Yeah, thanks, I guess. What, me worry?
Thanks Cale, good addition.
But Sara, doesn't that just mush up the point? I had a friend whose bike had been stolen. A week later she saw somebody riding the same bike down the street. Should she have caught up with the rider and apologized? And when the rider claimed he'd bought it, whose bike was it? And, to nobody's surprise, that supposed other victim had bought a $500 bike for $20 from a teenager in a hurry. Do you suppose he was really that naive?
The discussion here is about the theft, not the follow-up sale of stolen goods.
The tens of thousands of serials in question were posted on hacker sites, or sold by spammers, or on ebay, for pennies on the dollar. People who download that stuff off those sites, or get the hundreds of software products that spammers sell on a CD for $10, they know what they're doing. They didn't just go into Office Depot to get a pirated copy. And they didn't pay a real price. I think these discussions assume it's silly to be naive about what's really going on.
"Yes, that means that it has been downloaded illegitimately and installed and sent through the activation process by more than 50,000 people who didn't pay for it."
Could be. But it could also mean that it has been downloaded and installed illegitimately by people who paid a thief for it, thinking they were buying a legitimate copy. In this scenario, end-users are as much victims as are the originators of the intellectual property. That's an important point that lots of piracy discussions forget.
Good post. Pirates should think more about the small software publishers or the small recording artists when they're stealing IP. Yes, there are a few companies and artists that have been mega-successful but the fact of the mater is most IP owners struggle just to get by.

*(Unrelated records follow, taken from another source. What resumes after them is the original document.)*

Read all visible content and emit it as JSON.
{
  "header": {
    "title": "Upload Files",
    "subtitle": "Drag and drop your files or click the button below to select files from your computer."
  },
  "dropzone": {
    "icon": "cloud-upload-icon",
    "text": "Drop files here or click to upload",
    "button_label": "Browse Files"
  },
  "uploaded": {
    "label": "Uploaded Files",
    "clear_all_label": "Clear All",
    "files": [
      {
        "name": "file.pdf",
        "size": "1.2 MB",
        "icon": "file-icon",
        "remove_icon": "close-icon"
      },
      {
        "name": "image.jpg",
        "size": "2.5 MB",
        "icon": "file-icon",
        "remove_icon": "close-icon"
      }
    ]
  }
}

Here in the U.S. – we should be especially vigilant about protecting IP because more and more it's the only thing we really produce. We don't build big things out of steel as much as we use to at the height of our industrial age – now we assemble bits to create value and drive our economy.